## HOW TO COMPLETE THIS TASK
Every single entry must be restated word for word.

Recorded data:
%%

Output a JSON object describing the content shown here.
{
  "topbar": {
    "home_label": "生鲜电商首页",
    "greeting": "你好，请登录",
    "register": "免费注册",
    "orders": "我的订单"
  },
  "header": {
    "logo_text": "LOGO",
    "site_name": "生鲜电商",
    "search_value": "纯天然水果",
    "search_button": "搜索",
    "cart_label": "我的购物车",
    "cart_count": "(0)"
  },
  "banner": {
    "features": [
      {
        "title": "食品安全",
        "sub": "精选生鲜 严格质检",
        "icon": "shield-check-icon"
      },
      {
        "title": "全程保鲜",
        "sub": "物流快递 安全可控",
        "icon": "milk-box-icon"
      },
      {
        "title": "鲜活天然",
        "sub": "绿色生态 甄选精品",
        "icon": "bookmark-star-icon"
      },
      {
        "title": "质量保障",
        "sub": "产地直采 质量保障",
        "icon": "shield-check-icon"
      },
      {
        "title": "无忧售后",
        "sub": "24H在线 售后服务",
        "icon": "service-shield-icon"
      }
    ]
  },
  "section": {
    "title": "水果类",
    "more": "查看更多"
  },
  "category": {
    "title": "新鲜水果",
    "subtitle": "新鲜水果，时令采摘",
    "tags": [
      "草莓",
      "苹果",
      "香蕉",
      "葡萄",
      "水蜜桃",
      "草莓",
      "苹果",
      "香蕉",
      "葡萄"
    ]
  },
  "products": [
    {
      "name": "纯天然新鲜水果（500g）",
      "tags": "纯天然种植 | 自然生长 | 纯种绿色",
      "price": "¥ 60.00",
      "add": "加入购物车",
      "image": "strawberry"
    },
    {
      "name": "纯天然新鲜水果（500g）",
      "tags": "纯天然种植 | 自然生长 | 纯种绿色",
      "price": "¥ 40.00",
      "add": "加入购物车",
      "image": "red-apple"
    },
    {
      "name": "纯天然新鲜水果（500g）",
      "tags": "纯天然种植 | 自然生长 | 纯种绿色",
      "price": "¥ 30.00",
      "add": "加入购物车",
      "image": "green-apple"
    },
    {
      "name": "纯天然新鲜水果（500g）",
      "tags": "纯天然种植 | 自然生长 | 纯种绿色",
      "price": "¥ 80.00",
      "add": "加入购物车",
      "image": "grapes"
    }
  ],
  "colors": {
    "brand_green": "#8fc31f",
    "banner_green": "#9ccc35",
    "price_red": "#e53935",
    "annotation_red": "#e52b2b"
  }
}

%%

## YOUR SOLUTION
Output a JSON object describing the content shown here.
{
  "topbar": {
    "home_label": "生鲜电商首页",
    "greeting": "你好，请登录",
    "register": "免费注册",
    "orders": "我的订单"
  },
  "header": {
    "logo_text": "LOGO",
    "site_name": "生鲜电商",
    "search_value": "纯天然水果",
    "search_button": "搜索",
    "cart_label": "我的购物车",
    "cart_count": "(0)"
  },
  "banner": {
    "features": [
      {
        "title": "食品安全",
        "sub": "精选生鲜 严格质检",
        "icon": "shield-check-icon"
      },
      {
        "title": "全程保鲜",
        "sub": "物流快递 安全可控",
        "icon": "milk-box-icon"
      },
      {
        "title": "鲜活天然",
        "sub": "绿色生态 甄选精品",
        "icon": "bookmark-star-icon"
      },
      {
        "title": "质量保障",
        "sub": "产地直采 质量保障",
        "icon": "shield-check-icon"
      },
      {
        "title": "无忧售后",
        "sub": "24H在线 售后服务",
        "icon": "service-shield-icon"
      }
    ]
  },
  "section": {
    "title": "水果类",
    "more": "查看更多"
  },
  "category": {
    "title": "新鲜水果",
    "subtitle": "新鲜水果，时令采摘",
    "tags": [
      "草莓",
      "苹果",
      "香蕉",
      "葡萄",
      "水蜜桃",
      "草莓",
      "苹果",
      "香蕉",
      "葡萄"
    ]
  },
  "products": [
    {
      "name": "纯天然新鲜水果（500g）",
      "tags": "纯天然种植 | 自然生长 | 纯种绿色",
      "price": "¥ 60.00",
      "add": "加入购物车",
      "image": "strawberry"
    },
    {
      "name": "纯天然新鲜水果（500g）",
      "tags": "纯天然种植 | 自然生长 | 纯种绿色",
      "price": "¥ 40.00",
      "add": "加入购物车",
      "image": "red-apple"
    },
    {
      "name": "纯天然新鲜水果（500g）",
      "tags": "纯天然种植 | 自然生长 | 纯种绿色",
      "price": "¥ 30.00",
      "add": "加入购物车",
      "image": "green-apple"
    },
    {
      "name": "纯天然新鲜水果（500g）",
      "tags": "纯天然种植 | 自然生长 | 纯种绿色",
      "price": "¥ 80.00",
      "add": "加入购物车",
      "image": "grapes"
    }
  ],
  "colors": {
    "brand_green": "#8fc31f",
    "banner_green": "#9ccc35",
    "price_red": "#e53935",
    "annotation_red": "#e52b2b"
  }
}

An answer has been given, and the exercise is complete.